*WHAT THE EXERCISE ASKS*.
Tally up the lines in the following entries where the string "replies" appears, and answer with the number alone.

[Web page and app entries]
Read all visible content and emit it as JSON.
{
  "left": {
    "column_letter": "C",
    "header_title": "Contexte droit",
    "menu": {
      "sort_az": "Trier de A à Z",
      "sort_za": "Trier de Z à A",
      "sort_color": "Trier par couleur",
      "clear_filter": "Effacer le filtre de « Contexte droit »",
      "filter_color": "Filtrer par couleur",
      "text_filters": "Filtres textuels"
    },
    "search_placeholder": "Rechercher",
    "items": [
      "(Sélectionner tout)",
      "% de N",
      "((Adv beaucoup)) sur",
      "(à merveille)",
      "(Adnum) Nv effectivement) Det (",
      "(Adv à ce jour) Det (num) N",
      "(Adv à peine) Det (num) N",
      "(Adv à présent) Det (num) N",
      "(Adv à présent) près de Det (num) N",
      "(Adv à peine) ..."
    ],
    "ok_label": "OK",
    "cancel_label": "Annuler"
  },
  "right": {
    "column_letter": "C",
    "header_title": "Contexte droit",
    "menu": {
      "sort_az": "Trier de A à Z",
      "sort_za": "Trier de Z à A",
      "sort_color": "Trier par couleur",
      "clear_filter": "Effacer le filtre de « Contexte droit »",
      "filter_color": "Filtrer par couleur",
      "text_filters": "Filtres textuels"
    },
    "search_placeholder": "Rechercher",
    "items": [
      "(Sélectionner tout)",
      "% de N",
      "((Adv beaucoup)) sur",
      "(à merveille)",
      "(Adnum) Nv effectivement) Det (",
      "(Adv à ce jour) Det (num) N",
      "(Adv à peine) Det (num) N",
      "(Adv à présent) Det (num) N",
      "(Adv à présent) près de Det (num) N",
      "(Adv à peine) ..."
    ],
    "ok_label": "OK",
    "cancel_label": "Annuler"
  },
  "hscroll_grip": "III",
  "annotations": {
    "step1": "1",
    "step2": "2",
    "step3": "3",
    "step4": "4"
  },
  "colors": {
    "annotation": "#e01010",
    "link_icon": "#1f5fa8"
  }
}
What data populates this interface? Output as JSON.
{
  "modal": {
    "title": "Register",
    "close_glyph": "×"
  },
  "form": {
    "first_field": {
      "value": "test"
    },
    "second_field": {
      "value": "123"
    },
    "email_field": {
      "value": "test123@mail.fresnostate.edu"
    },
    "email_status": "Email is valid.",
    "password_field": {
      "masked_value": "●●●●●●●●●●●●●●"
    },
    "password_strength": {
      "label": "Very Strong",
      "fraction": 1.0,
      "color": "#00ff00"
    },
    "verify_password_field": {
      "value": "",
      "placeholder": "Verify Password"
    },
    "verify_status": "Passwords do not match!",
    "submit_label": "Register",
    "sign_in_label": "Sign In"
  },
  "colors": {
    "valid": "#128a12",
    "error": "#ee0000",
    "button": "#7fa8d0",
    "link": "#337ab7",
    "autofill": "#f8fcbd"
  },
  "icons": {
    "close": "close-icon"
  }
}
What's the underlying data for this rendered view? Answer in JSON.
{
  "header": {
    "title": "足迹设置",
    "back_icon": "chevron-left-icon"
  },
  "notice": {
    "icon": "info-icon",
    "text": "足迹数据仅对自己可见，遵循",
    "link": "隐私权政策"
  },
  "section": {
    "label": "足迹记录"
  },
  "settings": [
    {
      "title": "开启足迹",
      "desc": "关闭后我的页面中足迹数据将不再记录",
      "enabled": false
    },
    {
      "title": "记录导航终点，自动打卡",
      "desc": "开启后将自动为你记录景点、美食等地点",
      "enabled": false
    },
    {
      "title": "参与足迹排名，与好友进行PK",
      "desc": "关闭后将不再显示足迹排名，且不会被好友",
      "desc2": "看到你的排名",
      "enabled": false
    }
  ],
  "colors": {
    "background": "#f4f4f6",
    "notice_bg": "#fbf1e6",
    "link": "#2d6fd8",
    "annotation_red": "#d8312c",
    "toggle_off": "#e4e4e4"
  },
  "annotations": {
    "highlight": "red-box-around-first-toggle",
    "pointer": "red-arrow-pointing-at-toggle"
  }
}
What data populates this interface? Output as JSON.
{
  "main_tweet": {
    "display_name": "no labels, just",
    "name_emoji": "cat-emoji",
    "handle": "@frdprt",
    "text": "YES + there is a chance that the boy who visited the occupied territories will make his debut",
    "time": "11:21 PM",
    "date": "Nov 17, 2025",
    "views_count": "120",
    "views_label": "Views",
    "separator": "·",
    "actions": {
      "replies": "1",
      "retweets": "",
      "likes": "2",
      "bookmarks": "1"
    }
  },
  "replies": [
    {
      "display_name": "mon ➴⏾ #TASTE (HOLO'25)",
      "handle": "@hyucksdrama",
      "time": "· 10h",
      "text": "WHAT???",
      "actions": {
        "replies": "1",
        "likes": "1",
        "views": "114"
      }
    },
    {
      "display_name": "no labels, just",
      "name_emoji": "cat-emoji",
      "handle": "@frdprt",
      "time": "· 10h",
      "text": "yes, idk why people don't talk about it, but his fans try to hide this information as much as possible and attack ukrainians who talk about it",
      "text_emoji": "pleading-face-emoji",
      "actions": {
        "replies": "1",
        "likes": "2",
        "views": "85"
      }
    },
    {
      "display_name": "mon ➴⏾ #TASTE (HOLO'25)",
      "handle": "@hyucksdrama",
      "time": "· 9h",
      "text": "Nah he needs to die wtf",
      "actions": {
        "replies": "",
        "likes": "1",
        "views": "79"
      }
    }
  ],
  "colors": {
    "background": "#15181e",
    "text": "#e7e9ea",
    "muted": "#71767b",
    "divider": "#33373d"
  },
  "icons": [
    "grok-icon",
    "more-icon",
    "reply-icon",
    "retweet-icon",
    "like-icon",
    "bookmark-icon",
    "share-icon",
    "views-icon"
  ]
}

*EXERCISE RESPONSE*.
5